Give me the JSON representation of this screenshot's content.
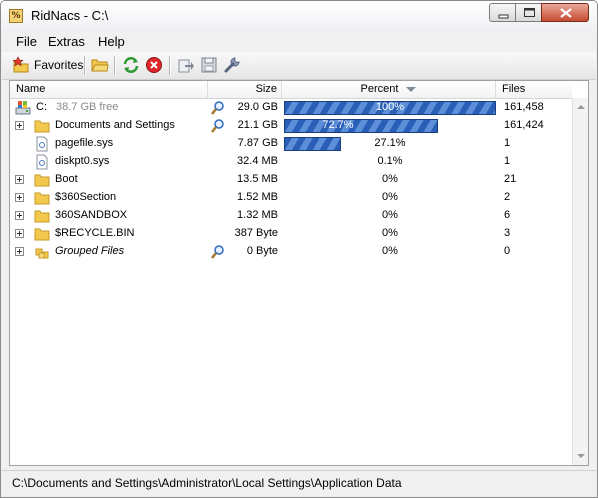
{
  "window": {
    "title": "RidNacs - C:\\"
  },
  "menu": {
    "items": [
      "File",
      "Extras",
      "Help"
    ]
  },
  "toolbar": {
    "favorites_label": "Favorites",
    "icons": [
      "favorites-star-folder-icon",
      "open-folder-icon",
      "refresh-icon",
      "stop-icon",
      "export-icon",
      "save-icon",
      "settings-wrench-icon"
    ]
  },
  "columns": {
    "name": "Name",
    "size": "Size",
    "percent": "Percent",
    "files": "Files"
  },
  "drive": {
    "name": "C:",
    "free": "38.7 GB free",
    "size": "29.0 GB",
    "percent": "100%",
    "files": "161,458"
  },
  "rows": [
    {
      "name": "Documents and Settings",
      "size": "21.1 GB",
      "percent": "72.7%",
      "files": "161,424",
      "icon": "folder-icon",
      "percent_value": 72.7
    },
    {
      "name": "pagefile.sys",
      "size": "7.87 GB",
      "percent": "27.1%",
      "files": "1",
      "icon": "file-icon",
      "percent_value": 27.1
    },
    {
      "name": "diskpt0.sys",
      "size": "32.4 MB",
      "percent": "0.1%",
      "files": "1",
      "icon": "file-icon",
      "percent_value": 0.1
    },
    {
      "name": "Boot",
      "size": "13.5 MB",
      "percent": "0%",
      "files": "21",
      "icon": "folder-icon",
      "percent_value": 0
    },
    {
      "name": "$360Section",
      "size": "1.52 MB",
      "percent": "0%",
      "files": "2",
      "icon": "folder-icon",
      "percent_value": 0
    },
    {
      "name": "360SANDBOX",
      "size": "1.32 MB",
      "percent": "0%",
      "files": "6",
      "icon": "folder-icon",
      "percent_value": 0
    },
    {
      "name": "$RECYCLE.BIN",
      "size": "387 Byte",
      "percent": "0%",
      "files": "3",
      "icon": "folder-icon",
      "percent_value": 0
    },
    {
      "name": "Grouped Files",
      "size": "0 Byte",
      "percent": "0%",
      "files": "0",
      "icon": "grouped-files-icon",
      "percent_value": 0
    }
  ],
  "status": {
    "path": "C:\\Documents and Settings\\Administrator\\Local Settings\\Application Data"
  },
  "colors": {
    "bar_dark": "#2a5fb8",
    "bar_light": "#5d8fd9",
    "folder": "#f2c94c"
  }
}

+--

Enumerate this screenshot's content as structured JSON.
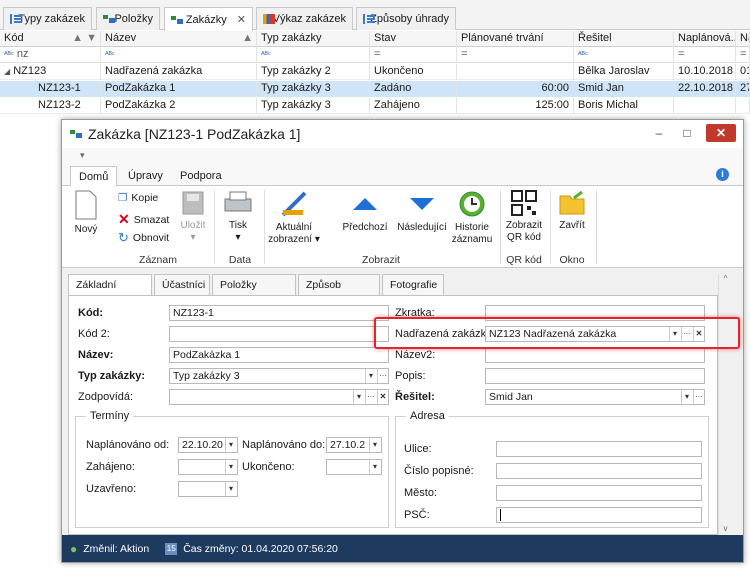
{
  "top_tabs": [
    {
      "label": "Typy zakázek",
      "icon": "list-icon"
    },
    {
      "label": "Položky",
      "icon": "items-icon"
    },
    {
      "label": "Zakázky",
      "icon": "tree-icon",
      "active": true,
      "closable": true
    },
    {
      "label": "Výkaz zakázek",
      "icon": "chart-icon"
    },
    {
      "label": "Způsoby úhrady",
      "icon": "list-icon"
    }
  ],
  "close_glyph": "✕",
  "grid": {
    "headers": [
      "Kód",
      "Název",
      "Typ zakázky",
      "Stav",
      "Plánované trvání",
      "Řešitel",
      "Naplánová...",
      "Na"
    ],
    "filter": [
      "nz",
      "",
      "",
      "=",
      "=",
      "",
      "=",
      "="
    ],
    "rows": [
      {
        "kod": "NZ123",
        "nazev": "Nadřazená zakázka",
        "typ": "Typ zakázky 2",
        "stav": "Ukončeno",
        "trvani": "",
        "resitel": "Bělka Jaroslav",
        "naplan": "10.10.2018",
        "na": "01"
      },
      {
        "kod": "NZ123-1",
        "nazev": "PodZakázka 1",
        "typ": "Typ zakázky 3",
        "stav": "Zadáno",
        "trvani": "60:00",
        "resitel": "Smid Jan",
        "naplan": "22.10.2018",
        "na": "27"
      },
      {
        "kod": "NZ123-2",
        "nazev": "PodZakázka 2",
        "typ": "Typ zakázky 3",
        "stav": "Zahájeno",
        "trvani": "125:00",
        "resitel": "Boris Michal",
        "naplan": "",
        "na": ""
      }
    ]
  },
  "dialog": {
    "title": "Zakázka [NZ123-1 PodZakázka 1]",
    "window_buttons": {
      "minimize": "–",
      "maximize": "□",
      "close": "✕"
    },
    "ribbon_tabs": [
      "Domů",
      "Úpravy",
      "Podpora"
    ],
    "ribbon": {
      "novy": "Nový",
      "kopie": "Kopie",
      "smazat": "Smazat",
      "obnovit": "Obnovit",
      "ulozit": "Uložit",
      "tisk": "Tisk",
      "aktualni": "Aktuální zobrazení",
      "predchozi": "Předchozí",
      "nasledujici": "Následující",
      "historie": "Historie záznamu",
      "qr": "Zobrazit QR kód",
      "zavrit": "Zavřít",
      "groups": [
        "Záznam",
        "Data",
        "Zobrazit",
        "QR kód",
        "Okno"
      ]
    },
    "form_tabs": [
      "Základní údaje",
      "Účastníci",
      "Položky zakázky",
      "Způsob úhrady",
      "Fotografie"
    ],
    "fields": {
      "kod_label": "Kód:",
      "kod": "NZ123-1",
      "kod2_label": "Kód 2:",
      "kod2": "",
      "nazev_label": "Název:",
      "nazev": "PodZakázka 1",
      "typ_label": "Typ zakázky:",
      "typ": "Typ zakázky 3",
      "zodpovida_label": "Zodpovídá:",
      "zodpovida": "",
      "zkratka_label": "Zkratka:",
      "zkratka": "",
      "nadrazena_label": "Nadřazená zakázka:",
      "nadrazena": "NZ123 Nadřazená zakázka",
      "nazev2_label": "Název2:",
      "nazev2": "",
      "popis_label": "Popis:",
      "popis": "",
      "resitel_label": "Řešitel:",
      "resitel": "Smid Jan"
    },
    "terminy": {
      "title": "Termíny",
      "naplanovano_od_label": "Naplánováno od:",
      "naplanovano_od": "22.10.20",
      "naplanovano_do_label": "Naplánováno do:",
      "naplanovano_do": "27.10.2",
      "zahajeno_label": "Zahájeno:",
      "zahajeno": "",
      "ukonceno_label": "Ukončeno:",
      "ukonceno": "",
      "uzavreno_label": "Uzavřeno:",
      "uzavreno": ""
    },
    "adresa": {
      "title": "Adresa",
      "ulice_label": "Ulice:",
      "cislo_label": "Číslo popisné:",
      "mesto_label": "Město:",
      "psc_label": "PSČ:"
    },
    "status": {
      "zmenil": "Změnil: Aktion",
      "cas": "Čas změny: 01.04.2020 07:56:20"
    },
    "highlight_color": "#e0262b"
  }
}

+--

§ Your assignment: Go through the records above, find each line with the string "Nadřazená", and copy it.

§ Answer for this exercise:
        "nazev": "Nadřazená zakázka",
      "nadrazena_label": "Nadřazená zakázka:",
      "nadrazena": "NZ123 Nadřazená zakázka",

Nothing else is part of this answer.